=== EXERCISE DATA ===
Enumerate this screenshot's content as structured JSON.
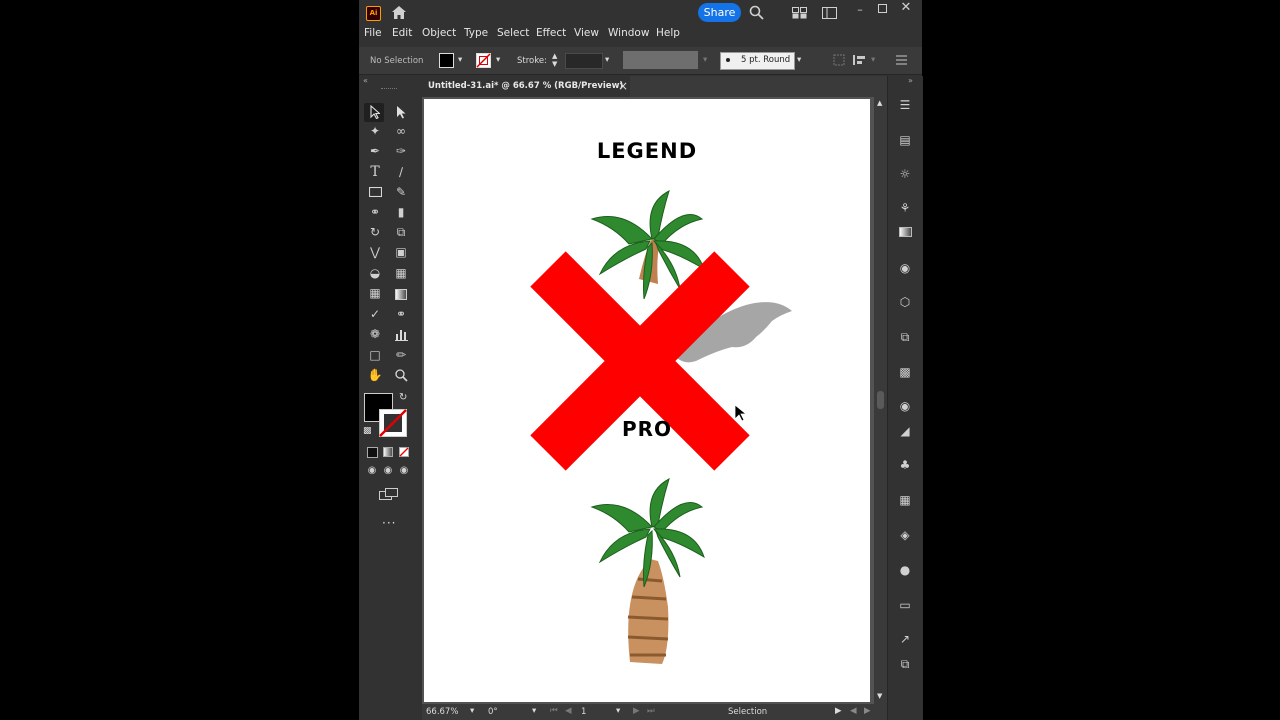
{
  "titlebar": {
    "app_icon": "Ai",
    "share_label": "Share"
  },
  "menu": [
    "File",
    "Edit",
    "Object",
    "Type",
    "Select",
    "Effect",
    "View",
    "Window",
    "Help"
  ],
  "control": {
    "selection_label": "No Selection",
    "stroke_label": "Stroke:",
    "brush_label": "5 pt. Round"
  },
  "document": {
    "tab_title": "Untitled-31.ai* @ 66.67 % (RGB/Preview)",
    "close": "×"
  },
  "artwork": {
    "heading": "LEGEND",
    "middle_text": "PRO"
  },
  "status": {
    "zoom": "66.67%",
    "rotation": "0°",
    "artboard": "1",
    "tool": "Selection"
  },
  "colors": {
    "accent": "#1473e6",
    "x_mark": "#ff0000",
    "chrome": "#323232"
  }
}
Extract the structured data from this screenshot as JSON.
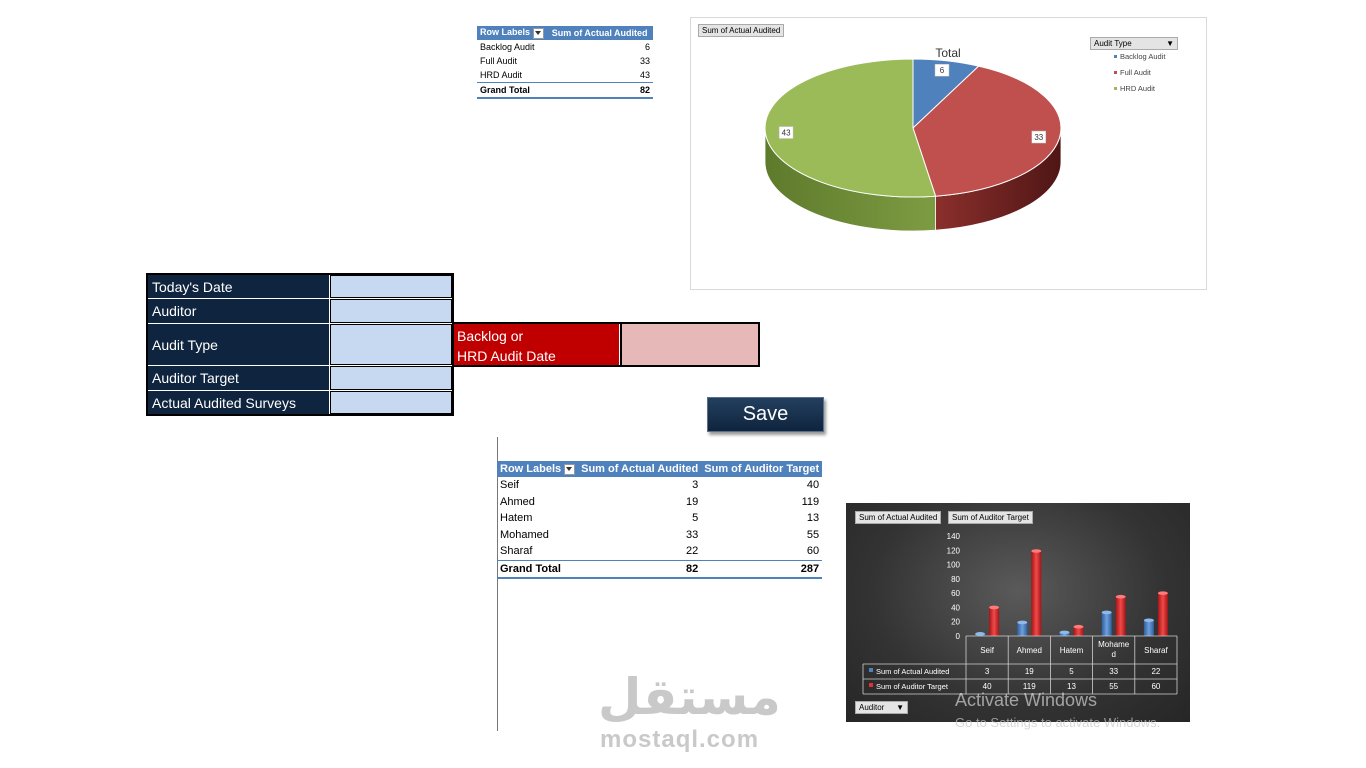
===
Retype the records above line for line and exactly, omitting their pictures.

Enumerate this screenshot's content as structured JSON.
{
  "titlebar": {
    "app_icon": "Ai",
    "share_label": "Share"
  },
  "menu": [
    "File",
    "Edit",
    "Object",
    "Type",
    "Select",
    "Effect",
    "View",
    "Window",
    "Help"
  ],
  "control": {
    "selection_label": "No Selection",
    "stroke_label": "Stroke:",
    "brush_label": "5 pt. Round"
  },
  "document": {
    "tab_title": "Untitled-31.ai* @ 66.67 % (RGB/Preview)",
    "close": "×"
  },
  "artwork": {
    "heading": "LEGEND",
    "middle_text": "PRO"
  },
  "status": {
    "zoom": "66.67%",
    "rotation": "0°",
    "artboard": "1",
    "tool": "Selection"
  },
  "colors": {
    "accent": "#1473e6",
    "x_mark": "#ff0000",
    "chrome": "#323232"
  }
}
Extract the structured data from this screenshot as JSON.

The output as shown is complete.